» **WORK TO BE COMPLETED**: Copy out each line of the data below in which "zoom" appears.
**********
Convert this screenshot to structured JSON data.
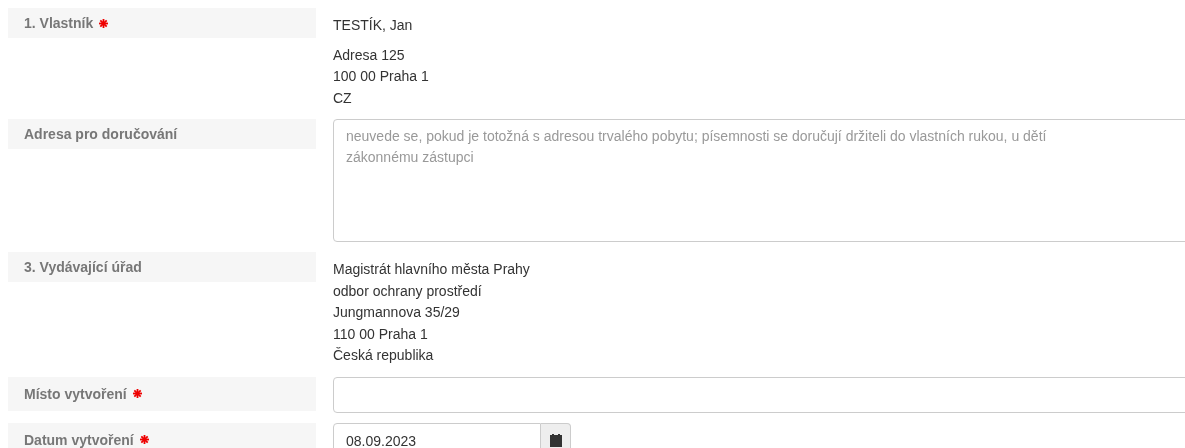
{
  "fields": [
    {
      "kind": "static",
      "label": "1. Vlastník",
      "required": true,
      "paragraphs": [
        [
          "TESTÍK, Jan"
        ],
        [
          "Adresa 125",
          "100 00 Praha 1",
          "CZ"
        ]
      ]
    },
    {
      "kind": "textarea",
      "label": "Adresa pro doručování",
      "required": false,
      "placeholder": "neuvede se, pokud je totožná s adresou trvalého pobytu; písemnosti se doručují držiteli do vlastních rukou, u dětí zákonnému zástupci"
    },
    {
      "kind": "static",
      "label": "3. Vydávající úřad",
      "required": false,
      "paragraphs": [
        [
          "Magistrát hlavního města Prahy",
          "odbor ochrany prostředí",
          "Jungmannova 35/29",
          "110 00 Praha 1",
          "Česká republika"
        ]
      ]
    },
    {
      "kind": "input",
      "label": "Místo vytvoření",
      "required": true
    },
    {
      "kind": "date",
      "label": "Datum vytvoření",
      "required": true,
      "value": "08.09.2023"
    }
  ]
}
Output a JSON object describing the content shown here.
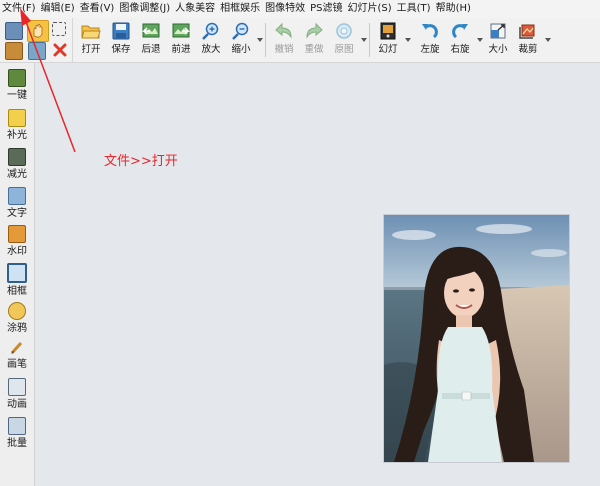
{
  "menu": [
    {
      "id": "file",
      "label": "文件(F)"
    },
    {
      "id": "edit",
      "label": "编辑(E)"
    },
    {
      "id": "view",
      "label": "查看(V)"
    },
    {
      "id": "image-adjust",
      "label": "图像调整(J)"
    },
    {
      "id": "portrait",
      "label": "人象美容"
    },
    {
      "id": "frame",
      "label": "相框娱乐"
    },
    {
      "id": "effects",
      "label": "图像特效"
    },
    {
      "id": "ps-filter",
      "label": "PS滤镜"
    },
    {
      "id": "slideshow",
      "label": "幻灯片(S)"
    },
    {
      "id": "tools",
      "label": "工具(T)"
    },
    {
      "id": "help",
      "label": "帮助(H)"
    }
  ],
  "toolbar": [
    {
      "id": "open",
      "label": "打开",
      "icon": "folder-open-icon"
    },
    {
      "id": "save",
      "label": "保存",
      "icon": "floppy-icon"
    },
    {
      "id": "back",
      "label": "后退",
      "icon": "back-image-icon"
    },
    {
      "id": "forward",
      "label": "前进",
      "icon": "forward-image-icon"
    },
    {
      "id": "zoom-in",
      "label": "放大",
      "icon": "zoom-in-icon"
    },
    {
      "id": "zoom-out",
      "label": "缩小",
      "icon": "zoom-out-icon"
    },
    {
      "id": "undo",
      "label": "撤销",
      "icon": "undo-icon",
      "disabled": true
    },
    {
      "id": "redo",
      "label": "重做",
      "icon": "redo-icon",
      "disabled": true
    },
    {
      "id": "original",
      "label": "原图",
      "icon": "original-icon",
      "disabled": true
    },
    {
      "id": "slideshow",
      "label": "幻灯",
      "icon": "slideshow-icon"
    },
    {
      "id": "rotate-left",
      "label": "左旋",
      "icon": "rotate-left-icon"
    },
    {
      "id": "rotate-right",
      "label": "右旋",
      "icon": "rotate-right-icon"
    },
    {
      "id": "resize",
      "label": "大小",
      "icon": "resize-icon"
    },
    {
      "id": "crop",
      "label": "裁剪",
      "icon": "crop-icon"
    }
  ],
  "sidebar": [
    {
      "id": "one-click",
      "label": "一键",
      "icon": "magic-icon"
    },
    {
      "id": "fill-light",
      "label": "补光",
      "icon": "fill-light-icon"
    },
    {
      "id": "reduce-light",
      "label": "减光",
      "icon": "reduce-light-icon"
    },
    {
      "id": "text",
      "label": "文字",
      "icon": "text-icon"
    },
    {
      "id": "watermark",
      "label": "水印",
      "icon": "watermark-icon"
    },
    {
      "id": "frame",
      "label": "相框",
      "icon": "frame-icon"
    },
    {
      "id": "graffiti",
      "label": "涂鸦",
      "icon": "palette-icon"
    },
    {
      "id": "brush",
      "label": "画笔",
      "icon": "brush-icon"
    },
    {
      "id": "animation",
      "label": "动画",
      "icon": "animation-icon"
    },
    {
      "id": "batch",
      "label": "批量",
      "icon": "batch-icon"
    }
  ],
  "annotation": {
    "text": "文件>>打开",
    "color": "#e8262a"
  }
}
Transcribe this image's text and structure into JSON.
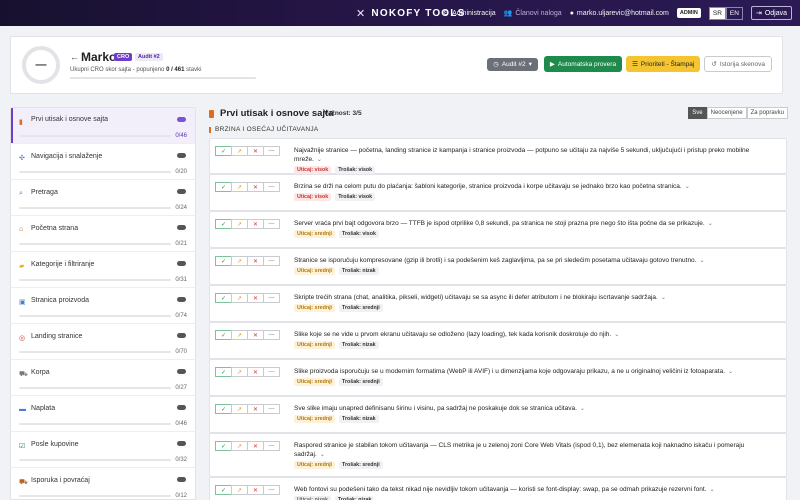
{
  "nav": {
    "brand": "NOKOFY TOOLS",
    "admin_label": "Administracija",
    "members_label": "Članovi naloga",
    "email": "marko.uljarevic@hotmail.com",
    "admin_badge": "ADMIN",
    "lang_sr": "SR",
    "lang_en": "EN",
    "logout": "Odjava"
  },
  "header": {
    "progress_text": "—",
    "name": "Marko",
    "role": "CRO",
    "audit": "Audit #2",
    "score_prefix": "Ukupni CRO skor sajta - popunjeno",
    "score_done": "0",
    "score_sep": "/",
    "score_total": "461",
    "score_suffix": "stavki",
    "score_fraction": 0,
    "buttons": {
      "audit": "Audit #2",
      "auto": "Automatska provera",
      "priority": "Prioriteti - Štampaj",
      "history": "Istorija skenova"
    }
  },
  "sidebar": {
    "items": [
      {
        "label": "Prvi utisak i osnove sajta",
        "count": "0/46",
        "icon": "page-icon",
        "active": true
      },
      {
        "label": "Navigacija i snalaženje",
        "count": "0/20",
        "icon": "compass-icon"
      },
      {
        "label": "Pretraga",
        "count": "0/24",
        "icon": "search-icon"
      },
      {
        "label": "Početna strana",
        "count": "0/21",
        "icon": "home-icon"
      },
      {
        "label": "Kategorije i filtriranje",
        "count": "0/31",
        "icon": "folder-icon"
      },
      {
        "label": "Stranica proizvoda",
        "count": "0/74",
        "icon": "box-icon"
      },
      {
        "label": "Landing stranice",
        "count": "0/70",
        "icon": "target-icon"
      },
      {
        "label": "Korpa",
        "count": "0/27",
        "icon": "cart-icon"
      },
      {
        "label": "Naplata",
        "count": "0/46",
        "icon": "card-icon"
      },
      {
        "label": "Posle kupovine",
        "count": "0/32",
        "icon": "check-icon"
      },
      {
        "label": "Isporuka i povraćaj",
        "count": "0/12",
        "icon": "truck-icon"
      }
    ]
  },
  "main": {
    "title": "Prvi utisak i osnove sajta",
    "weight": "Važnost: 3/5",
    "filters": [
      "Sve",
      "Neocenjene",
      "Za popravku"
    ],
    "section": "BRZINA I OSEĆAJ UČITAVANJA",
    "btn_labels": {
      "yes": "✓",
      "part": "↗",
      "no": "✕",
      "na": "—"
    },
    "questions": [
      {
        "text": "Najvažnije stranice — početna, landing stranice iz kampanja i stranice proizvoda — potpuno se učitaju za najviše 5 sekundi, uključujući i pristup preko mobilne mreže.",
        "impact": "Uticaj: visok",
        "impact_level": "high",
        "cost": "Trošak: visok"
      },
      {
        "text": "Brzina se drži na celom putu do plaćanja: šabloni kategorije, stranice proizvoda i korpe učitavaju se jednako brzo kao početna stranica.",
        "impact": "Uticaj: visok",
        "impact_level": "high",
        "cost": "Trošak: visok"
      },
      {
        "text": "Server vraća prvi bajt odgovora brzo — TTFB je ispod otprilike 0,8 sekundi, pa stranica ne stoji prazna pre nego što išta počne da se prikazuje.",
        "impact": "Uticaj: srednji",
        "impact_level": "mid",
        "cost": "Trošak: visok"
      },
      {
        "text": "Stranice se isporučuju kompresovane (gzip ili brotli) i sa podešenim keš zaglavljima, pa se pri sledećim posetama učitavaju gotovo trenutno.",
        "impact": "Uticaj: srednji",
        "impact_level": "mid",
        "cost": "Trošak: nizak"
      },
      {
        "text": "Skripte trećih strana (chat, analitika, pikseli, widgeti) učitavaju se sa async ili defer atributom i ne blokiraju iscrtavanje sadržaja.",
        "impact": "Uticaj: srednji",
        "impact_level": "mid",
        "cost": "Trošak: srednji"
      },
      {
        "text": "Slike koje se ne vide u prvom ekranu učitavaju se odloženo (lazy loading), tek kada korisnik doskroluje do njih.",
        "impact": "Uticaj: srednji",
        "impact_level": "mid",
        "cost": "Trošak: nizak"
      },
      {
        "text": "Slike proizvoda isporučuju se u modernim formatima (WebP ili AVIF) i u dimenzijama koje odgovaraju prikazu, a ne u originalnoj veličini iz fotoaparata.",
        "impact": "Uticaj: srednji",
        "impact_level": "mid",
        "cost": "Trošak: srednji"
      },
      {
        "text": "Sve slike imaju unapred definisanu širinu i visinu, pa sadržaj ne poskakuje dok se stranica učitava.",
        "impact": "Uticaj: srednji",
        "impact_level": "mid",
        "cost": "Trošak: nizak"
      },
      {
        "text": "Raspored stranice je stabilan tokom učitavanja — CLS metrika je u zelenoj zoni Core Web Vitals (ispod 0,1), bez elemenata koji naknadno iskaču i pomeraju sadržaj.",
        "impact": "Uticaj: srednji",
        "impact_level": "mid",
        "cost": "Trošak: srednji"
      },
      {
        "text": "Web fontovi su podešeni tako da tekst nikad nije nevidljiv tokom učitavanja — koristi se font-display: swap, pa se odmah prikazuje rezervni font.",
        "impact": "Uticaj: nizak",
        "impact_level": "low",
        "cost": "Trošak: nizak"
      }
    ]
  }
}
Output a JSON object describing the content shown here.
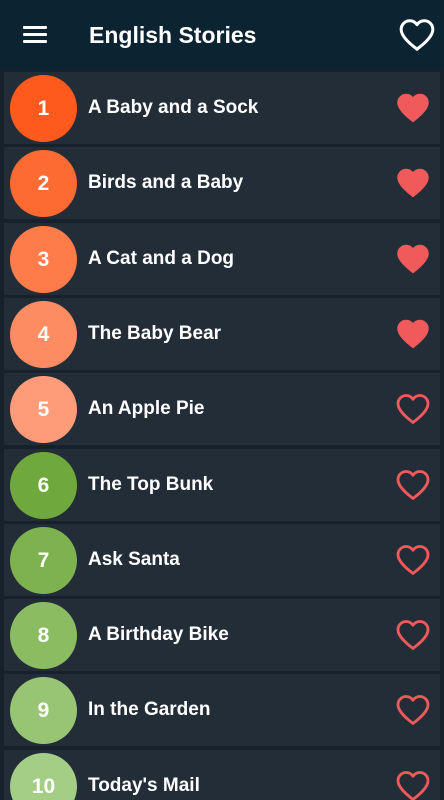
{
  "app": {
    "title": "English Stories"
  },
  "toolbar": {
    "menu_icon": "hamburger-menu-icon",
    "favorites_icon": "heart-outline-icon"
  },
  "colors": {
    "toolbar_bg": "#0c2431",
    "page_bg": "#16212b",
    "row_bg": "#232d38",
    "heart": "#f05a5a"
  },
  "stories": [
    {
      "number": "1",
      "title": "A Baby and a Sock",
      "favorite": true,
      "badge_color": "#fe5a1d"
    },
    {
      "number": "2",
      "title": "Birds and a Baby",
      "favorite": true,
      "badge_color": "#fe6b32"
    },
    {
      "number": "3",
      "title": "A Cat and a Dog",
      "favorite": true,
      "badge_color": "#fe7b4a"
    },
    {
      "number": "4",
      "title": "The Baby Bear",
      "favorite": true,
      "badge_color": "#fe8c62"
    },
    {
      "number": "5",
      "title": "An Apple Pie",
      "favorite": false,
      "badge_color": "#fe9c79"
    },
    {
      "number": "6",
      "title": "The Top Bunk",
      "favorite": false,
      "badge_color": "#6fa83c"
    },
    {
      "number": "7",
      "title": "Ask Santa",
      "favorite": false,
      "badge_color": "#7db24e"
    },
    {
      "number": "8",
      "title": "A Birthday Bike",
      "favorite": false,
      "badge_color": "#8bbc61"
    },
    {
      "number": "9",
      "title": "In the Garden",
      "favorite": false,
      "badge_color": "#98c574"
    },
    {
      "number": "10",
      "title": "Today's Mail",
      "favorite": false,
      "badge_color": "#a4cd86"
    }
  ]
}
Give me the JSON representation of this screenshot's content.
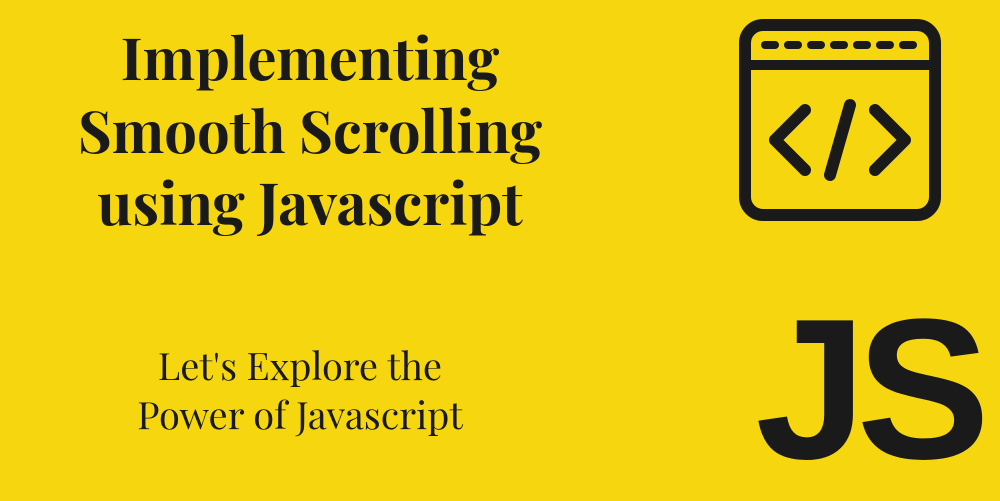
{
  "title_line1": "Implementing",
  "title_line2": "Smooth  Scrolling",
  "title_line3": "using Javascript",
  "subtitle_line1": "Let's Explore the",
  "subtitle_line2": "Power of Javascript",
  "js_label": "JS",
  "colors": {
    "background": "#f5d60f",
    "text": "#1a1a1a"
  }
}
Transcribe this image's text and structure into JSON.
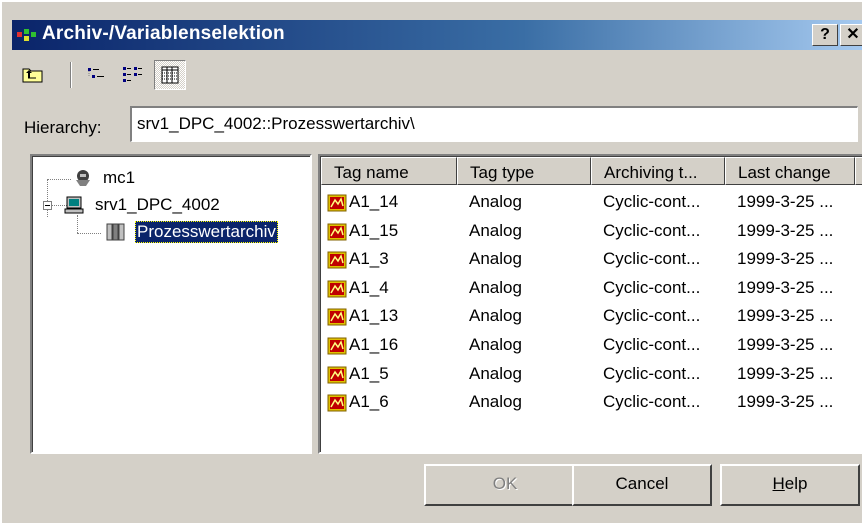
{
  "window": {
    "title": "Archiv-/Variablenselektion",
    "help_button": "?",
    "close_button": "✕"
  },
  "toolbar": {
    "buttons": [
      {
        "name": "up-folder",
        "icon": "folder-up-icon"
      },
      {
        "name": "large-icons",
        "icon": "large-icons-view-icon"
      },
      {
        "name": "list-view",
        "icon": "list-view-icon"
      },
      {
        "name": "details-view",
        "icon": "details-view-icon",
        "pressed": true
      }
    ]
  },
  "hierarchy": {
    "label": "Hierarchy:",
    "value": "srv1_DPC_4002::Prozesswertarchiv\\"
  },
  "tree": {
    "nodes": [
      {
        "label": "mc1",
        "icon": "computer-node-icon"
      },
      {
        "label": "srv1_DPC_4002",
        "icon": "server-computer-icon",
        "expanded": true
      },
      {
        "label": "Prozesswertarchiv",
        "icon": "archive-icon",
        "selected": true
      }
    ]
  },
  "table": {
    "columns": [
      "Tag name",
      "Tag type",
      "Archiving t...",
      "Last change"
    ],
    "rows": [
      {
        "name": "A1_14",
        "type": "Analog",
        "archiving": "Cyclic-cont...",
        "last_change": "1999-3-25 ..."
      },
      {
        "name": "A1_15",
        "type": "Analog",
        "archiving": "Cyclic-cont...",
        "last_change": "1999-3-25 ..."
      },
      {
        "name": "A1_3",
        "type": "Analog",
        "archiving": "Cyclic-cont...",
        "last_change": "1999-3-25 ..."
      },
      {
        "name": "A1_4",
        "type": "Analog",
        "archiving": "Cyclic-cont...",
        "last_change": "1999-3-25 ..."
      },
      {
        "name": "A1_13",
        "type": "Analog",
        "archiving": "Cyclic-cont...",
        "last_change": "1999-3-25 ..."
      },
      {
        "name": "A1_16",
        "type": "Analog",
        "archiving": "Cyclic-cont...",
        "last_change": "1999-3-25 ..."
      },
      {
        "name": "A1_5",
        "type": "Analog",
        "archiving": "Cyclic-cont...",
        "last_change": "1999-3-25 ..."
      },
      {
        "name": "A1_6",
        "type": "Analog",
        "archiving": "Cyclic-cont...",
        "last_change": "1999-3-25 ..."
      }
    ]
  },
  "buttons": {
    "ok": "OK",
    "cancel": "Cancel",
    "help_prefix": "H",
    "help_rest": "elp"
  },
  "colors": {
    "dialog_face": "#d4d0c8",
    "title_active": "#0a246a",
    "selection": "#0a246a"
  }
}
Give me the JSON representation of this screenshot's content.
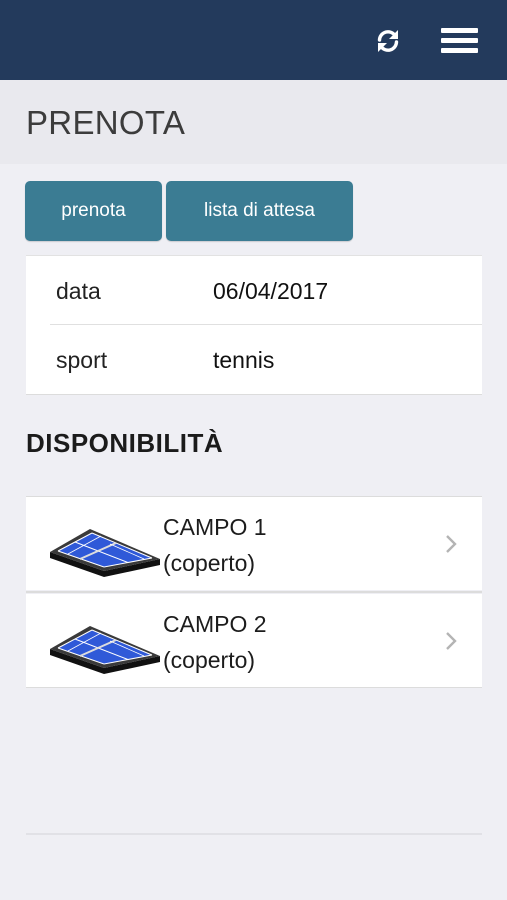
{
  "header": {
    "refresh_icon": "refresh-icon",
    "menu_icon": "hamburger-menu-icon",
    "bg_color": "#233a5c"
  },
  "page": {
    "title": "PRENOTA"
  },
  "tabs": [
    {
      "label": "prenota"
    },
    {
      "label": "lista di attesa"
    }
  ],
  "details": [
    {
      "label": "data",
      "value": "06/04/2017"
    },
    {
      "label": "sport",
      "value": "tennis"
    }
  ],
  "availability": {
    "title": "DISPONIBILITÀ",
    "courts": [
      {
        "name": "CAMPO 1",
        "detail": "(coperto)",
        "icon": "tennis-court-icon"
      },
      {
        "name": "CAMPO 2",
        "detail": "(coperto)",
        "icon": "tennis-court-icon"
      }
    ]
  },
  "colors": {
    "accent": "#3b7c93",
    "background": "#efeff4"
  }
}
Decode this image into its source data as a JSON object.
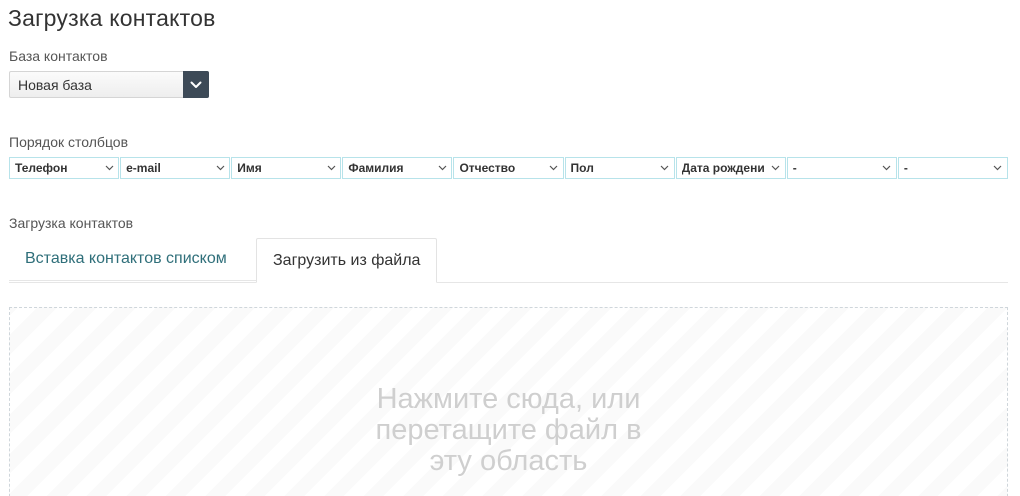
{
  "page": {
    "title": "Загрузка контактов"
  },
  "database": {
    "label": "База контактов",
    "selected": "Новая база",
    "toggle_icon": "chevron-down-icon"
  },
  "column_order": {
    "label": "Порядок столбцов",
    "columns": [
      "Телефон",
      "e-mail",
      "Имя",
      "Фамилия",
      "Отчество",
      "Пол",
      "Дата рождени",
      "-",
      "-"
    ]
  },
  "upload": {
    "label": "Загрузка контактов",
    "tabs": [
      {
        "label": "Вставка контактов списком",
        "active": false
      },
      {
        "label": "Загрузить из файла",
        "active": true
      }
    ],
    "dropzone_lines": [
      "Нажмите сюда, или",
      "перетащите файл в",
      "эту область"
    ]
  },
  "colors": {
    "tab_link": "#2f6f7a",
    "select_button": "#3d4a57",
    "column_border": "#b7e3ea",
    "dropzone_text": "#cfcfcf"
  }
}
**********
» **ANSWER AREA**:
      "id": "zoom-in",
      "icon": "zoom-in-icon"
      "id": "zoom-out",
      "icon": "zoom-out-icon"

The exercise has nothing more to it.